#### RECORDS FOR THE EXERCISE

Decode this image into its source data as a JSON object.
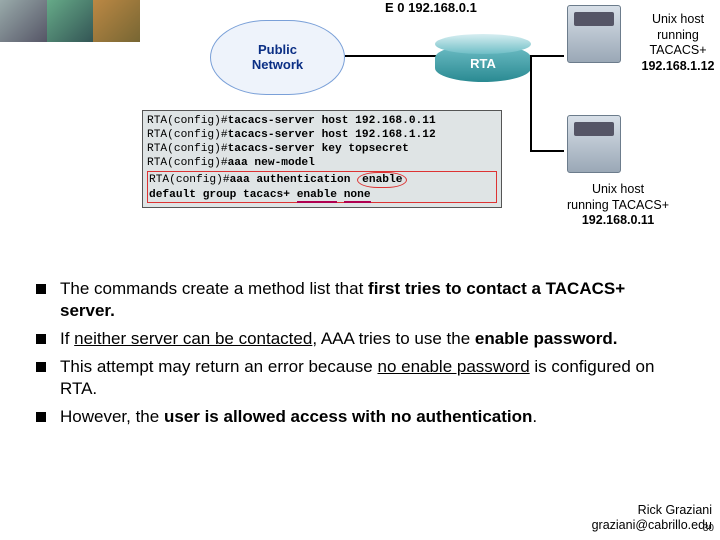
{
  "diagram": {
    "cloud_label": "Public\nNetwork",
    "router_label": "RTA",
    "router_iface": "E 0 192.168.0.1",
    "server1": {
      "line1": "Unix host",
      "line2": "running",
      "line3": "TACACS+",
      "ip": "192.168.1.12"
    },
    "server2": {
      "line1": "Unix host",
      "line2": "running TACACS+",
      "ip": "192.168.0.11"
    }
  },
  "terminal": {
    "rows": [
      {
        "prompt": "RTA(config)#",
        "cmd": "tacacs-server host 192.168.0.11"
      },
      {
        "prompt": "RTA(config)#",
        "cmd": "tacacs-server host 192.168.1.12"
      },
      {
        "prompt": "RTA(config)#",
        "cmd": "tacacs-server key topsecret"
      },
      {
        "prompt": "RTA(config)#",
        "cmd": "aaa new-model"
      }
    ],
    "hl": {
      "prompt": "RTA(config)#",
      "pre": "aaa authentication ",
      "oval": "enable",
      "cont": "default group tacacs+ ",
      "u1": "enable",
      "sp": " ",
      "u2": "none"
    }
  },
  "bullets": {
    "items": [
      {
        "pre": "The commands create a method list that ",
        "b1": "first tries to contact a TACACS+ server.",
        "post": ""
      },
      {
        "pre": "If ",
        "u1": "neither server can be contacted",
        "mid": ", AAA tries to use the ",
        "b1": "enable password.",
        "post": ""
      },
      {
        "pre": "This attempt may return an error because ",
        "u1": "no enable password",
        "mid": " is configured on RTA.",
        "b1": "",
        "post": ""
      },
      {
        "pre": "However, the ",
        "b1": "user is allowed access with no authentication",
        "post": "."
      }
    ]
  },
  "footer": {
    "name": "Rick Graziani",
    "email": "graziani@cabrillo.edu",
    "page": "30"
  }
}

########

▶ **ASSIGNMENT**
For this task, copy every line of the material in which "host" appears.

▶ **PROBLEM SOLUTION**
      "line1": "Unix host",
      "line1": "Unix host",
        "cmd": "tacacs-server host 192.168.0.11"
        "cmd": "tacacs-server host 192.168.1.12"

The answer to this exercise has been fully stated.